Agency, then, is just your complete agreement with your automatic thoughts within the context of a problem. It’s worth remembering that the concept of agency, and the assertion that you have agency, is itself is a subsequent interpretation of your own mental events. As such it is a solution to its own problem — the problem being that people are insinuating you are an deterministic automaton. The solution is to look into your mind and recognize something you can call your “will”.
Earlier on, we said that the only remaining aspect of “free will”, namely the gap in our understanding of the mind, was the question of how your mind directs its focus and efforts, and what happens as a result. Here, we can finally close that gap, by connecting the tension that drives thinking with the thoughts that it elicits. When faced with a door and you need privacy, the reason you think of it being closed is because the sight of the door closing is what solved the problem the last time. When you focus your attention on something, the thoughts that occur to you are echoes of experiences that have served you well before. This even applies to logical reasoning and abstract deliberation, as in the example of democracy above. Your chain of thoughts — sometimes referred to as stream of consciousness — is a series of such “problem — focus — solution” loops, each adding a new thought (image or sound) onto the pile, and each thought, in turn causing new search loops.
The next post will address some of the remaining questions around thinking; specifically, how this model of thinking and physical actions are more efficient than standard approaches to learning to deal with a chaotic world. We are finally getting to a point where we can start formalizing all this into usable structures and code.
Next post: How AI can survive outside the lab
¹ The one exception in Machine Learning. AI, however, is a broad field.
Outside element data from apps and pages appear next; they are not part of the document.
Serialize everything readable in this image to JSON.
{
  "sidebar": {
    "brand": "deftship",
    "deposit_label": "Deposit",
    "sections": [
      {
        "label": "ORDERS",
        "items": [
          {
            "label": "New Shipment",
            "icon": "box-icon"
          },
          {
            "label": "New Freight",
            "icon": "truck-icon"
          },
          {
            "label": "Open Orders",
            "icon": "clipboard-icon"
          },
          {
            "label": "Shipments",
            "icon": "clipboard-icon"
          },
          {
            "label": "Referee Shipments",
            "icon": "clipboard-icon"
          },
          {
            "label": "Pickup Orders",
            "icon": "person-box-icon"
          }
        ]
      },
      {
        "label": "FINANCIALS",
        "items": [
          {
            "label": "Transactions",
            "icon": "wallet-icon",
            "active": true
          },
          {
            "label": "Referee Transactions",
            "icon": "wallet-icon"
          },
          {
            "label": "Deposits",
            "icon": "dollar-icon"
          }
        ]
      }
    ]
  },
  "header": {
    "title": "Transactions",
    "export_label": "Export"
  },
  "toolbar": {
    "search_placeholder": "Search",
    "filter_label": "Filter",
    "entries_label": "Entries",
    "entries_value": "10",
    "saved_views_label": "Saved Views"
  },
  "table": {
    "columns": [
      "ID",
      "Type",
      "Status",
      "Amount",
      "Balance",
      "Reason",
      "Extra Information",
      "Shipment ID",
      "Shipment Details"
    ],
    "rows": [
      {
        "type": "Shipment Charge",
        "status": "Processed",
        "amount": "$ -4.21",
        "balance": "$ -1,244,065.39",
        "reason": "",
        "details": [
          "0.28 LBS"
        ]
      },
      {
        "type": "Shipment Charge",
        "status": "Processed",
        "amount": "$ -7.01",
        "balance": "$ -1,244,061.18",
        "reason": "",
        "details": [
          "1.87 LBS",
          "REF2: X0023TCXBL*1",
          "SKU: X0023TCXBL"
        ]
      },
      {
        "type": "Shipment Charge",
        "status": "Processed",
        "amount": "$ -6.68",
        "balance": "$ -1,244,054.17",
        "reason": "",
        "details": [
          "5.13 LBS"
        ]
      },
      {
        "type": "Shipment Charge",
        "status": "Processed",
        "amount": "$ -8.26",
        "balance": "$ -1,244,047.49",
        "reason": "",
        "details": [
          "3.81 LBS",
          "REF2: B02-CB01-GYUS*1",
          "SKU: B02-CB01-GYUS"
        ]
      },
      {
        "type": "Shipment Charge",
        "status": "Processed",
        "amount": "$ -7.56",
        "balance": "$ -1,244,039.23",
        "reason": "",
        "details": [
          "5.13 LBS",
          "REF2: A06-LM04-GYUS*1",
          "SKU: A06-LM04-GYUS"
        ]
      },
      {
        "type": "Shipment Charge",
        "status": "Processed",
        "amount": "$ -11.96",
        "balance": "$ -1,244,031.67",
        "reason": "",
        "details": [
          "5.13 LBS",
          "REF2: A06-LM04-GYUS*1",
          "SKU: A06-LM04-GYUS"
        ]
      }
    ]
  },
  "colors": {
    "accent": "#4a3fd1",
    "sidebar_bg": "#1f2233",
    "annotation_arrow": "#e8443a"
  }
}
² Reasoning and logic are included under thinking here, but since reasoning is a manipulation of thoughts, it is therefore a cause of new thoughts; and so it is part of the unseen and uncontrollable aspect of thinking. For example, people who are well-trained in formal logic would have different thoughts appear in their mind than those who aren’t. Yet both wouldn’t fully understand where their respective thoughts came from.